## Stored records
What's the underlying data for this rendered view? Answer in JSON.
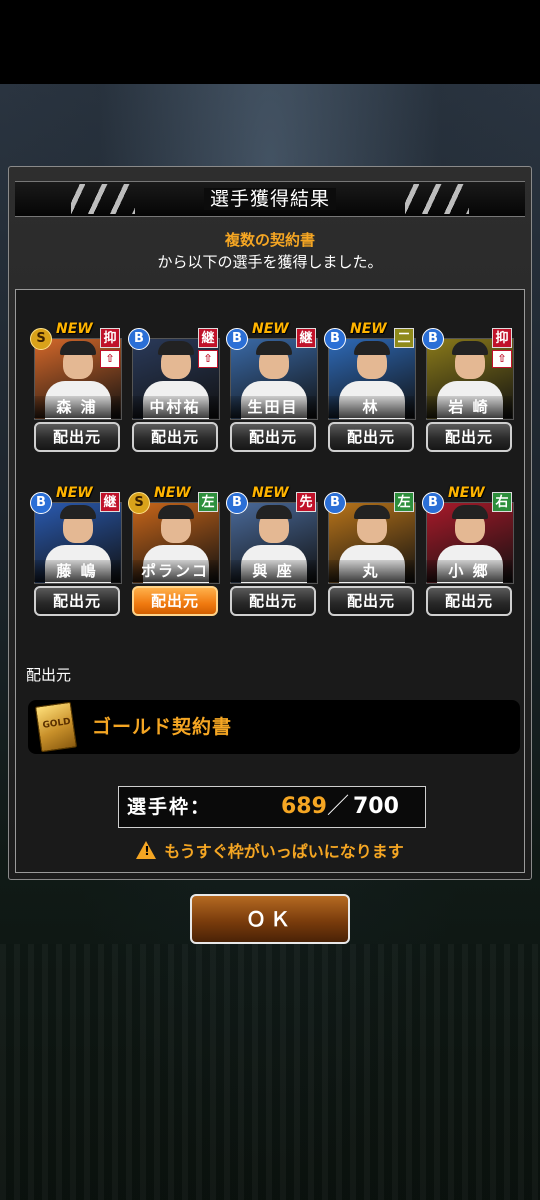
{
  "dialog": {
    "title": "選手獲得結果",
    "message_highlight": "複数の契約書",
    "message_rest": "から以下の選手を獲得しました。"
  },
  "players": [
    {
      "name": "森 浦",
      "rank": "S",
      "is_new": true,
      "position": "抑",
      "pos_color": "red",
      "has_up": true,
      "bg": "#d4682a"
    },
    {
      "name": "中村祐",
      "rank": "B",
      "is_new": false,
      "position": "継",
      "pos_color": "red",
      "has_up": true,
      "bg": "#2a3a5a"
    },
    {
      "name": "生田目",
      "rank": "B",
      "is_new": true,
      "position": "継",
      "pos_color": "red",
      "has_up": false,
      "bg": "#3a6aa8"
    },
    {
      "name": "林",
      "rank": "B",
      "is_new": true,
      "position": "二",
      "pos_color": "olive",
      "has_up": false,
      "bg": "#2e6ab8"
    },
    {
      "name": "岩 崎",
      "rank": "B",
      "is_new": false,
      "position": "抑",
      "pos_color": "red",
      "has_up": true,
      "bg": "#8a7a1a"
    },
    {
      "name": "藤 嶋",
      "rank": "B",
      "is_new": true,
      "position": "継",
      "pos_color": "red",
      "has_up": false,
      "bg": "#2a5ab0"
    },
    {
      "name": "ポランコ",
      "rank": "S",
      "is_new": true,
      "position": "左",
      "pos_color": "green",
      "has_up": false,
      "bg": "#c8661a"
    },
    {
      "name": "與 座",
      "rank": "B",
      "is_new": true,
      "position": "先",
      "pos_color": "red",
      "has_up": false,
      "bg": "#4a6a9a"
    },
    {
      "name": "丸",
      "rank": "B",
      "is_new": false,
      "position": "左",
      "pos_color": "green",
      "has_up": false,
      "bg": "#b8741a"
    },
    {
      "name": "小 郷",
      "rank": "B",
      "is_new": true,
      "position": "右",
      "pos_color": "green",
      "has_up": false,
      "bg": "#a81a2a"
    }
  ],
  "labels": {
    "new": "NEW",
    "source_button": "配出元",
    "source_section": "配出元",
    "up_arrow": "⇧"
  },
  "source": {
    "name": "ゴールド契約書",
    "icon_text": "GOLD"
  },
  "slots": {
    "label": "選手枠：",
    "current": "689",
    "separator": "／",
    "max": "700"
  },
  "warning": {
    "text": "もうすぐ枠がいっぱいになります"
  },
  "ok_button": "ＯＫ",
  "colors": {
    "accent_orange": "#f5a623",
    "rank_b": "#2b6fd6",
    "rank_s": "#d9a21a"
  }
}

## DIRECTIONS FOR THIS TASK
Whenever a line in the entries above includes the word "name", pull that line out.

## EXPECTED OUTPUT
      "name": "森 浦",
      "name": "中村祐",
      "name": "生田目",
      "name": "林",
      "name": "岩 崎",
      "name": "藤 嶋",
      "name": "ポランコ",
      "name": "與 座",
      "name": "丸",
      "name": "小 郷",
    "name": "ゴールド契約書",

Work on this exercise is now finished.